The Pasuk in this week's Parsha tells us that when one rebukes his fellow Jew, 'ולא תשא עליו חטא.' The simple explanation is that one should be careful to give rebuke in a way where you will not sin, like by embarrassing him.

The Chavas Ya'eer & other commentators explain in a homiletic twist that  ולא תשא עליו' חטא'  means, "don't raise the sin over him." Don't say 'how could you do such a terrible thing, you are such a wicked person.' Rather, lift him up over the sin. Say 'you are such a special person it's not befitting for someone like you to do something like that.'

Perhaps we can take this theme one step further. Not only in regards to rebuking others do we have to be very careful to refrain from derogatory comments and only give positive reinforcement, but also in how we view ourselves. If a person views himself as being a bad person who has sinned in the past, then when more tests come his way, the person might say 'I'm such a bad person already so what difference does it make if I sin more.' Or, 'I'm a not a holy person so my learning, davening, & Mitzvos aren't valuable.'
That is a terrible mistake! 

The correct outlook is to say 'I am a sincere and good person. Although I am not perfect and have my shortcomings, I am seeking to grow and change for the better.' With that outlook, when one is tested with challenges one will be able to say 'no I am not going to give in to the Yetzer Hara because the act that he wants me to do is not befitting someone of my caliber!’

Let us all take this lesson from the Parsha to heart. To always give positive, constructive criticism and for ourselves to always have a healthy self-esteem. This will Iy"H help us overcome a lot of the tests & challenges that the Yetzer Hara sends our way.

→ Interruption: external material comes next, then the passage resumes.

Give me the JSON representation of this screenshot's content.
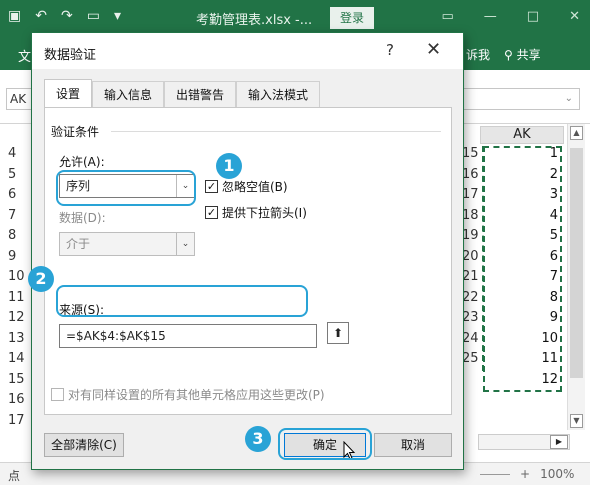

[Editor’s note: This was Shaya’s motto. Shaya lived and breathed this every second of his life. Always trying to find the good in every person no matter how far they may have strayed from the path. May we all try to find the good in everyone we meet, and thereby bring an aliya to Shaya’s Neshama.]